Linen was one of the foundational fabrics of Luca Faloni, alongside cashmere. Part of this was down to the fabric’s sustainable credentials – the flax crop using far less water than its cotton counterpart – as well as its synonymy with Italian sprezzatura and ease. ‘I firmly believe that every company, especially a luxury clothing brand, should be considering their impact on the environment from the moment of launch,’ says Faloni. ‘Linen was one of the very first categories we launched, partly for this reason. [Then], as you build the brand, you learn more about the materials, until you arrive at the perfect version. Once we had mastered linen shirts, we moved into other fabrics.’

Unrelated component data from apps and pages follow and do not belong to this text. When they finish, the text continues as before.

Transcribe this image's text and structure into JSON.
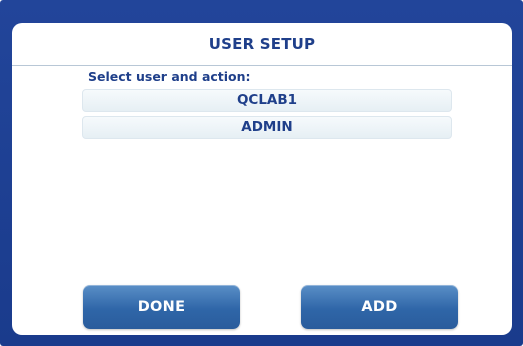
{
  "header": {
    "title": "USER SETUP"
  },
  "main": {
    "prompt": "Select user and action:",
    "users": [
      {
        "label": "QCLAB1"
      },
      {
        "label": "ADMIN"
      }
    ]
  },
  "footer": {
    "done_label": "DONE",
    "add_label": "ADD"
  },
  "colors": {
    "frame": "#1a3b8c",
    "text_accent": "#1f3f8a",
    "button": "#2f66a8"
  }
}
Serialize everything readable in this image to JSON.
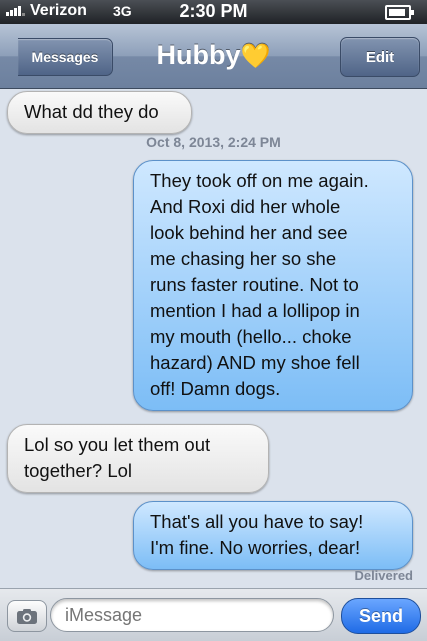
{
  "status_bar": {
    "carrier": "Verizon",
    "network": "3G",
    "time": "2:30 PM",
    "signal_bars": 4,
    "icons": [
      "signal-icon",
      "battery-icon"
    ]
  },
  "nav": {
    "back_label": "Messages",
    "title": "Hubby",
    "title_icon": "yellow-heart",
    "edit_label": "Edit"
  },
  "conversation": {
    "timestamp": "Oct 8, 2013, 2:24 PM",
    "messages": [
      {
        "direction": "incoming",
        "lines": [
          "What dd they do"
        ]
      },
      {
        "direction": "outgoing",
        "lines": [
          "They took off on me again.",
          "And Roxi did her whole",
          "look behind her and see",
          "me chasing her so she",
          "runs faster routine. Not to",
          "mention I had a lollipop in",
          "my mouth (hello... choke",
          "hazard) AND my shoe fell",
          "off! Damn dogs."
        ]
      },
      {
        "direction": "incoming",
        "lines": [
          "Lol so you let them out",
          "together? Lol"
        ]
      },
      {
        "direction": "outgoing",
        "lines": [
          "That's all you have to say!",
          "I'm fine. No worries, dear!"
        ]
      }
    ],
    "delivered_label": "Delivered"
  },
  "input": {
    "placeholder": "iMessage",
    "send_label": "Send",
    "camera_icon": "camera-icon"
  },
  "colors": {
    "incoming_bubble": "#e8e8e8",
    "outgoing_bubble": "#8ec8fb",
    "nav_bar": "#7b8eab",
    "send_button": "#2a74ea",
    "heart": "#ffd84a"
  }
}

The making of a Luca Faloni Linen Cap

(Image credit: Courtesy of Luca Faloni)

That said, Faloni’s linen collection also continues to expand, providing a comprehensive wardrobe for summer’s warmer days. There is an array of linen shirts, of course, but also linen suits, shorts, baseball caps, polo shirts and linen-jersey T-shirts in hues from coral and marine green to classic cream, white and navy. Of why he thinks linen is the perfect fabric for the season, he cites how it’s ‘lightweight and breathable so it keeps you cool and dries quickly when wet’, while for travel, Luca Faloni linen has a slight stretch to prevent creasing (‘which I know is the reason people are put off buying linen’, says Faloni). ‘The more you wear linen the softer it becomes, so only improves with age. I have linen shirts in my wardrobe I have been wearing since I first launched the brand a decade ago.’

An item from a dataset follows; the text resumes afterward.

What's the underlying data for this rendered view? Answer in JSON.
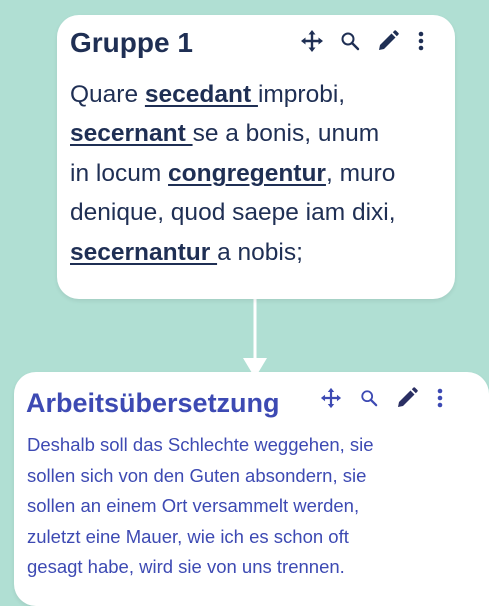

In terms of design, Faloni favours the deceptively simple. ‘[In] what at first glance may look like “just” a linen shirt, there are lots of considered design details,’ he says. ‘For example, our Portofino shirts have a “Paramontura” collar, which has become a brand signature. The collar is made from one piece of material so it is much more stable and less likely to curl at the edges, which I personally hate,’ he continues, noting that Luca Faloni linen shirts take almost ‘twice the time to construct than the average’. ‘We use Australian mother-of-pearl buttons, which are the best in the world, and giglio stitching, which is a signature of fine shirting but much more complex than regular stitching.’

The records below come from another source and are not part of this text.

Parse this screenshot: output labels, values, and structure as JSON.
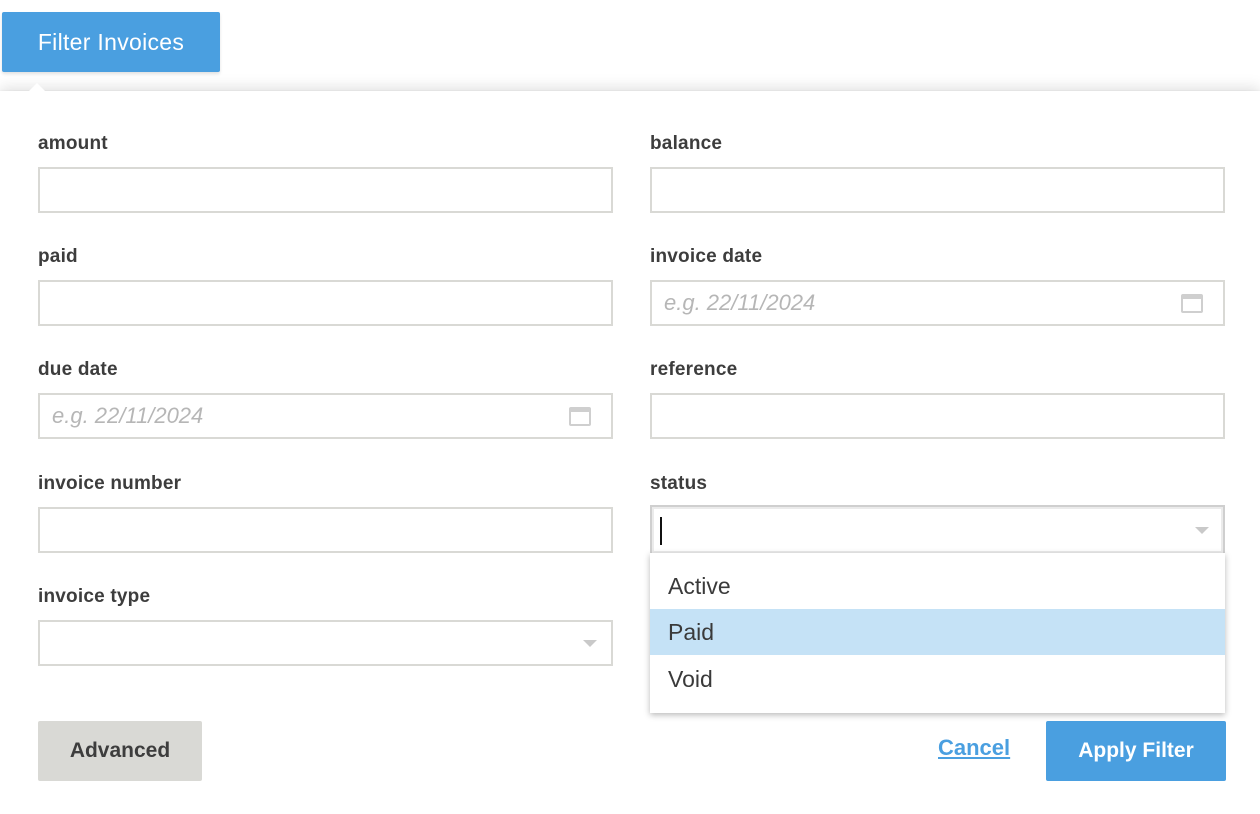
{
  "toggle": {
    "label": "Filter Invoices"
  },
  "fields": {
    "amount": {
      "label": "amount",
      "value": ""
    },
    "balance": {
      "label": "balance",
      "value": ""
    },
    "paid": {
      "label": "paid",
      "value": ""
    },
    "invoice_date": {
      "label": "invoice date",
      "value": "",
      "placeholder": "e.g. 22/11/2024"
    },
    "due_date": {
      "label": "due date",
      "value": "",
      "placeholder": "e.g. 22/11/2024"
    },
    "reference": {
      "label": "reference",
      "value": ""
    },
    "invoice_number": {
      "label": "invoice number",
      "value": ""
    },
    "status": {
      "label": "status",
      "value": ""
    },
    "invoice_type": {
      "label": "invoice type",
      "value": ""
    }
  },
  "status_dropdown": {
    "open": true,
    "highlighted": "Paid",
    "options": [
      "Active",
      "Paid",
      "Void"
    ]
  },
  "actions": {
    "advanced_label": "Advanced",
    "cancel_label": "Cancel",
    "apply_label": "Apply Filter"
  },
  "colors": {
    "accent": "#4a9fe0",
    "secondary_button": "#d9d9d5",
    "option_highlight": "#c5e2f6",
    "input_border": "#d9d9d5",
    "label_text": "#3d3d3d"
  },
  "icons": {
    "date_picker": "calendar-icon",
    "select_toggle": "chevron-down-icon"
  }
}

Man in Luca Faloni linen shirt on beach

(Image credit: Courtesy of Luca Faloni)

As for his favourite piece, he admits it’s ‘hard to choose’. He settles on the brand’s linen suit and baseball cap. ‘They are both at opposite ends of the collection,’ Faloni says, though he notes that the baseball cap is just as considered as the tailoring. ‘We stripped out all unnecessary design details such as the squatcho [the traditional top ‘button’ found on most caps], and focused on a really clean look so that it still feels sophisticated,’ he says. ‘We also included a discreet moisture-absorbing band in the brim for comfort. We got so many compliments from clients – it’s a great example of why it’s important to hold even the most humble items in your collection in the same esteem as the high-end ones. I’m really proud of that.’

The Luca Faloni linen collection is available from the brand’s website, as well as Luca Faloni stores worldwide.


Fashion Features Editor

Jack Moss is the Fashion Features Editor at Wallpaper*, joining the team in 2022. Having previously been the digital features editor at AnOther and digital editor at 10 and 10 Men magazines, he has also contributed to titles including i-D, Dazed, 10 Magazine, Mr Porter’s The Journal and more, while also featuring in Dazed: 32 Years Confused: The Covers, published by Rizzoli. He is particularly interested in the moments when fashion intersects with other creative disciplines – notably art and design – as well as championing a new generation of international talent and reporting from international fashion weeks. Across his career, he has interviewed the fashion industry’s leading figures, including Rick Owens, Pieter Mulier, Jonathan Anderson, Grace Wales Bonner, Christian Lacroix, Kate Moss and Manolo Blahnik.